Correct development of the nose is necessary for detection of environmental odorants but is also crucial for maturation and function of the reproductive system. In fact, during embryonic development a population of neurons, called gonadotropin-releasing hormone-1 neurons (GnRH-1), migrate from the nose to the brain. Once in the brain, these neurons control the reproductive axis. Genetic defects that affect the formation of the nasal/olfactory structures, as well as migration, survival and/or function of GnRH-1 neurons lead to aberrant sexual development and sterility. Our understanding of who are the stem cells and what is the embryonic origin in the developing nose has only recently began, which leaves many blanks yet to be filled.
Formation of the nose is the result of communication and interaction of contributing cells of different embryonic origin, in particular placodal cells (which form most of the olfactory/vomeronasal epithelium) and neural crest cells (which give rise to bones, cartilage and olfactory glia cells). Defects in craniofacial development, olfaction and sexual development have been linked in a growing number of human syndromes.
Our lab is interested in unravelling:
- What are the different cell populations in the nasal area, and what is their role during embryonic development?
- What is the role played by different cell types in normal and pathological development of the olfactory and GnRH-1 system?

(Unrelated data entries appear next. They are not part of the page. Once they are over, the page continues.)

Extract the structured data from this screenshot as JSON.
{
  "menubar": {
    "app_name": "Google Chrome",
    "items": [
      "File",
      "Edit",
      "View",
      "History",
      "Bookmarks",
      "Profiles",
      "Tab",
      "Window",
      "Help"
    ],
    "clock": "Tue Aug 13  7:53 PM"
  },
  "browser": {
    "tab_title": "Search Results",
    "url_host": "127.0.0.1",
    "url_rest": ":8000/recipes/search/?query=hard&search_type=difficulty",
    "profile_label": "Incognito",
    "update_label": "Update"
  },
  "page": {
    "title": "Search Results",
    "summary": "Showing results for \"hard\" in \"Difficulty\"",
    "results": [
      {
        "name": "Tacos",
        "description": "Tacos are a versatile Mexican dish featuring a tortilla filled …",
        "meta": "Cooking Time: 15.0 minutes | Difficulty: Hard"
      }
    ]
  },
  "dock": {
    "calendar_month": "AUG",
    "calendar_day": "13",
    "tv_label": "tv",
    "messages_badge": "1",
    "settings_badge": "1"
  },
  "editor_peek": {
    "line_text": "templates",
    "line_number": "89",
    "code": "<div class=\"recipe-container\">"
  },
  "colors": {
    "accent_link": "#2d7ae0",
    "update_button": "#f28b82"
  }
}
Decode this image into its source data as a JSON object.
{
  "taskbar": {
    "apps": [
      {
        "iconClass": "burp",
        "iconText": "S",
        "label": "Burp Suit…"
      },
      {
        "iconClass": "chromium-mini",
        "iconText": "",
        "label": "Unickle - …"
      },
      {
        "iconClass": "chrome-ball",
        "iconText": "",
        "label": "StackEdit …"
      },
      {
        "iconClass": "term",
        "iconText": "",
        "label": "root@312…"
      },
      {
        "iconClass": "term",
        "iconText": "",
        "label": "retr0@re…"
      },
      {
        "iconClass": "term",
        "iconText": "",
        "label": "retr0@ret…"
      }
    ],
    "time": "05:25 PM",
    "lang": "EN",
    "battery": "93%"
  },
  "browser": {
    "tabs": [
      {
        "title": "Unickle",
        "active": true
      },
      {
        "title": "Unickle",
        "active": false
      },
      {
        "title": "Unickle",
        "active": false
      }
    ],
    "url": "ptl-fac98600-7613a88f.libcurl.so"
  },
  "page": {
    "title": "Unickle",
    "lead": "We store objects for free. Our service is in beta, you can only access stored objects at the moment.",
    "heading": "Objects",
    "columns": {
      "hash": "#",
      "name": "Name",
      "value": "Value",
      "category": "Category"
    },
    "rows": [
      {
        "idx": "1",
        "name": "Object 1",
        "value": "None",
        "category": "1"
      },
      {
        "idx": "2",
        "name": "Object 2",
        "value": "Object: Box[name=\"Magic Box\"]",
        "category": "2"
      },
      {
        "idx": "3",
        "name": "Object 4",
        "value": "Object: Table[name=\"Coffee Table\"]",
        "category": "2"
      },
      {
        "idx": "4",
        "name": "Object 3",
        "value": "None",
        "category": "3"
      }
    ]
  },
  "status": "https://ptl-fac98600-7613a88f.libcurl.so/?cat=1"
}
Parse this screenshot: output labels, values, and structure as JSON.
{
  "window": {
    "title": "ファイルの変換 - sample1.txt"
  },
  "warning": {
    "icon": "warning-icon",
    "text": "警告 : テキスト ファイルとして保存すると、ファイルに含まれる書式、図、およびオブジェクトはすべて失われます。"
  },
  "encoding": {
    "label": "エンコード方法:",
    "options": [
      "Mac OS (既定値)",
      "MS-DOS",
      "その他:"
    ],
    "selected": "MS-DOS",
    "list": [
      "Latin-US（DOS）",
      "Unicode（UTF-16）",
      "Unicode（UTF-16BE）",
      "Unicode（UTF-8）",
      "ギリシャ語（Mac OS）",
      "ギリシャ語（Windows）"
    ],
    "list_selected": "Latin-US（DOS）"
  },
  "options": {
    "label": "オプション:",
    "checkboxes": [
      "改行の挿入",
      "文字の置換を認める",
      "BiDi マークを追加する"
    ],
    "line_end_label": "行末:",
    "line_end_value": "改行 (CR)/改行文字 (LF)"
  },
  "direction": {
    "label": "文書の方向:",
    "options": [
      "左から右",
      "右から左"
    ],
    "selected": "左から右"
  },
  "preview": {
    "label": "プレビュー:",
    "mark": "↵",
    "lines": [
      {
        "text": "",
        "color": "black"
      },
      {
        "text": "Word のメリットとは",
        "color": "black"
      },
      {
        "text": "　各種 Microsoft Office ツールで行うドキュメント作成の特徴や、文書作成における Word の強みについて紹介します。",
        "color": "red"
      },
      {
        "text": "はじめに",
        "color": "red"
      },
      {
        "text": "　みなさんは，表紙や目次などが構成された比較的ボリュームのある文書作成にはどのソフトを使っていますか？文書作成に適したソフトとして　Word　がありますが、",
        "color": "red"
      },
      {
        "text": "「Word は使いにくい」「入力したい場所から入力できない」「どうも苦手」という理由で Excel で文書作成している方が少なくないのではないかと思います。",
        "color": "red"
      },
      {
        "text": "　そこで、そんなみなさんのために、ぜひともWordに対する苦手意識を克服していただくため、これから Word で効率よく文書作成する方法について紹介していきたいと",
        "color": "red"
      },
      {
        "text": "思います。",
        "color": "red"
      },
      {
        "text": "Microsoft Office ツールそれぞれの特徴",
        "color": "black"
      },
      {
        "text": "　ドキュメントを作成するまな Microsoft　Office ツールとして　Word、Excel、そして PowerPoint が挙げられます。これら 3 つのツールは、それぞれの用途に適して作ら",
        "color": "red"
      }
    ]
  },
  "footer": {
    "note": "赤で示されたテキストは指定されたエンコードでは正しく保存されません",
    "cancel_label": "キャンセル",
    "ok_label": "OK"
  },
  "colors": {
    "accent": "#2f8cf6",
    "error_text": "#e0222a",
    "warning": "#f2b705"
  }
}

- How do neurons in the nose acquire their specific identity? What signals control their terminal differentiation?
- Which genes are involved, and what are the molecular mechanisms at the base of placodal/neural crest interaction and the determination of neurogenic niches?
Our investigative approach is based on in vivo and ex-vivo observations using mouse lines carrying genetic mutations that mimic human developmental pathologies as well as animal models that allow us to selectively trace or genetically manipulate specific cells types.